### DESCRIPTION OF THE TASK:
Copy the data that follows, exactly and completely.

### DATA FOR PROCESSING:

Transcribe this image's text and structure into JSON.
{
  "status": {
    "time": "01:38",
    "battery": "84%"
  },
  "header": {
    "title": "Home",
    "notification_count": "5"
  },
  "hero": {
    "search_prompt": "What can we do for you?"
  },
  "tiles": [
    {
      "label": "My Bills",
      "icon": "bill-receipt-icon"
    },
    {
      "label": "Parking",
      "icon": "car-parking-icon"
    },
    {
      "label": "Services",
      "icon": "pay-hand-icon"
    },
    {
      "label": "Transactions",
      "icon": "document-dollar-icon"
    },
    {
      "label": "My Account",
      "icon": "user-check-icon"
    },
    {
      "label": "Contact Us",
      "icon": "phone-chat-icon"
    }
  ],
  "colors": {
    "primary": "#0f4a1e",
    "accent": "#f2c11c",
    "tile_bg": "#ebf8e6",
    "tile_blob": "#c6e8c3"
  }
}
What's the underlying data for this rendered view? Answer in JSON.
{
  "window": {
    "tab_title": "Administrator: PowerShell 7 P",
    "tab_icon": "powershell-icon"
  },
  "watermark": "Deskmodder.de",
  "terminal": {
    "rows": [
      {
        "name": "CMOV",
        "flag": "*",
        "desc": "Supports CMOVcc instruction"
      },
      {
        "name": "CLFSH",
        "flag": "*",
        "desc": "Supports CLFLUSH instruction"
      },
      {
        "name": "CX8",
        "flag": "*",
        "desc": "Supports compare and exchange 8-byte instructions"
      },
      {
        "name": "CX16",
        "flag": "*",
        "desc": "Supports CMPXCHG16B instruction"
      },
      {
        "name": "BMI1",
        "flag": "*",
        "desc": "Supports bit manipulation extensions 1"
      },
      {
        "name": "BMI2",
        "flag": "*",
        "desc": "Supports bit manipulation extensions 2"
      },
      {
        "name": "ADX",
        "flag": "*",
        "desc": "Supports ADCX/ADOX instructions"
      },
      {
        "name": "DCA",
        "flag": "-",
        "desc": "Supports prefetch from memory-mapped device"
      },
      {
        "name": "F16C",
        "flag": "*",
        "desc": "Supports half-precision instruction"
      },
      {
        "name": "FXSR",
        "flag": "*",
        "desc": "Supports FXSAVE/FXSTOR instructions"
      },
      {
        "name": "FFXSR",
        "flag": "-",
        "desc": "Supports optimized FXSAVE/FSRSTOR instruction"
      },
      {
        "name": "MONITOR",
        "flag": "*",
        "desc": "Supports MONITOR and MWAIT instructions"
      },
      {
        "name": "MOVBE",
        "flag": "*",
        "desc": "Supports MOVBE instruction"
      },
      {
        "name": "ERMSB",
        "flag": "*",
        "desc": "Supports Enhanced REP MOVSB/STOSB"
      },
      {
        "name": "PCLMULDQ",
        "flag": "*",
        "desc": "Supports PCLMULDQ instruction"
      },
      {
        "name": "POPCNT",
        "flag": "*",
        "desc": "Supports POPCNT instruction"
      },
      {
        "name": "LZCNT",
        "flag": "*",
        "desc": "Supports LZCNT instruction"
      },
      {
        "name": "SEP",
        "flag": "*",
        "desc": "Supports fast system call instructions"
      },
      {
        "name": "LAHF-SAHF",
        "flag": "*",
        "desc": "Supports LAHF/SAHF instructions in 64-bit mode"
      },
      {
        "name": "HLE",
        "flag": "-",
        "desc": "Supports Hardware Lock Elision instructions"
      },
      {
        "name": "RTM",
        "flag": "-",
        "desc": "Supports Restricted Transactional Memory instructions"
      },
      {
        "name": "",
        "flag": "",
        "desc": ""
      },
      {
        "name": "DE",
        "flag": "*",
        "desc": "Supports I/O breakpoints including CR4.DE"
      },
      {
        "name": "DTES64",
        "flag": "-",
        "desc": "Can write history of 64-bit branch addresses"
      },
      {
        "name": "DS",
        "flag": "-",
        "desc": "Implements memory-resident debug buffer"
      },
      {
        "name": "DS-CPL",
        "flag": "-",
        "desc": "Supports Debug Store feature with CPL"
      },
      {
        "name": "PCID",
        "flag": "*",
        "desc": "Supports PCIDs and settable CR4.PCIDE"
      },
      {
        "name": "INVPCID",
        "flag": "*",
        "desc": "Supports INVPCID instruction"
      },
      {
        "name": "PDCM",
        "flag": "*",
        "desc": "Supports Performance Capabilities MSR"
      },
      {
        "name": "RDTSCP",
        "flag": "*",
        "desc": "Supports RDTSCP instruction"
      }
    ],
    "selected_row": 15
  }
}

### FINISHED TASK:
Transcribe this image's text and structure into JSON.
{
  "status": {
    "time": "01:38",
    "battery": "84%"
  },
  "header": {
    "title": "Home",
    "notification_count": "5"
  },
  "hero": {
    "search_prompt": "What can we do for you?"
  },
  "tiles": [
    {
      "label": "My Bills",
      "icon": "bill-receipt-icon"
    },
    {
      "label": "Parking",
      "icon": "car-parking-icon"
    },
    {
      "label": "Services",
      "icon": "pay-hand-icon"
    },
    {
      "label": "Transactions",
      "icon": "document-dollar-icon"
    },
    {
      "label": "My Account",
      "icon": "user-check-icon"
    },
    {
      "label": "Contact Us",
      "icon": "phone-chat-icon"
    }
  ],
  "colors": {
    "primary": "#0f4a1e",
    "accent": "#f2c11c",
    "tile_bg": "#ebf8e6",
    "tile_blob": "#c6e8c3"
  }
}
What's the underlying data for this rendered view? Answer in JSON.
{
  "window": {
    "tab_title": "Administrator: PowerShell 7 P",
    "tab_icon": "powershell-icon"
  },
  "watermark": "Deskmodder.de",
  "terminal": {
    "rows": [
      {
        "name": "CMOV",
        "flag": "*",
        "desc": "Supports CMOVcc instruction"
      },
      {
        "name": "CLFSH",
        "flag": "*",
        "desc": "Supports CLFLUSH instruction"
      },
      {
        "name": "CX8",
        "flag": "*",
        "desc": "Supports compare and exchange 8-byte instructions"
      },
      {
        "name": "CX16",
        "flag": "*",
        "desc": "Supports CMPXCHG16B instruction"
      },
      {
        "name": "BMI1",
        "flag": "*",
        "desc": "Supports bit manipulation extensions 1"
      },
      {
        "name": "BMI2",
        "flag": "*",
        "desc": "Supports bit manipulation extensions 2"
      },
      {
        "name": "ADX",
        "flag": "*",
        "desc": "Supports ADCX/ADOX instructions"
      },
      {
        "name": "DCA",
        "flag": "-",
        "desc": "Supports prefetch from memory-mapped device"
      },
      {
        "name": "F16C",
        "flag": "*",
        "desc": "Supports half-precision instruction"
      },
      {
        "name": "FXSR",
        "flag": "*",
        "desc": "Supports FXSAVE/FXSTOR instructions"
      },
      {
        "name": "FFXSR",
        "flag": "-",
        "desc": "Supports optimized FXSAVE/FSRSTOR instruction"
      },
      {
        "name": "MONITOR",
        "flag": "*",
        "desc": "Supports MONITOR and MWAIT instructions"
      },
      {
        "name": "MOVBE",
        "flag": "*",
        "desc": "Supports MOVBE instruction"
      },
      {
        "name": "ERMSB",
        "flag": "*",
        "desc": "Supports Enhanced REP MOVSB/STOSB"
      },
      {
        "name": "PCLMULDQ",
        "flag": "*",
        "desc": "Supports PCLMULDQ instruction"
      },
      {
        "name": "POPCNT",
        "flag": "*",
        "desc": "Supports POPCNT instruction"
      },
      {
        "name": "LZCNT",
        "flag": "*",
        "desc": "Supports LZCNT instruction"
      },
      {
        "name": "SEP",
        "flag": "*",
        "desc": "Supports fast system call instructions"
      },
      {
        "name": "LAHF-SAHF",
        "flag": "*",
        "desc": "Supports LAHF/SAHF instructions in 64-bit mode"
      },
      {
        "name": "HLE",
        "flag": "-",
        "desc": "Supports Hardware Lock Elision instructions"
      },
      {
        "name": "RTM",
        "flag": "-",
        "desc": "Supports Restricted Transactional Memory instructions"
      },
      {
        "name": "",
        "flag": "",
        "desc": ""
      },
      {
        "name": "DE",
        "flag": "*",
        "desc": "Supports I/O breakpoints including CR4.DE"
      },
      {
        "name": "DTES64",
        "flag": "-",
        "desc": "Can write history of 64-bit branch addresses"
      },
      {
        "name": "DS",
        "flag": "-",
        "desc": "Implements memory-resident debug buffer"
      },
      {
        "name": "DS-CPL",
        "flag": "-",
        "desc": "Supports Debug Store feature with CPL"
      },
      {
        "name": "PCID",
        "flag": "*",
        "desc": "Supports PCIDs and settable CR4.PCIDE"
      },
      {
        "name": "INVPCID",
        "flag": "*",
        "desc": "Supports INVPCID instruction"
      },
      {
        "name": "PDCM",
        "flag": "*",
        "desc": "Supports Performance Capabilities MSR"
      },
      {
        "name": "RDTSCP",
        "flag": "*",
        "desc": "Supports RDTSCP instruction"
      }
    ],
    "selected_row": 15
  }
}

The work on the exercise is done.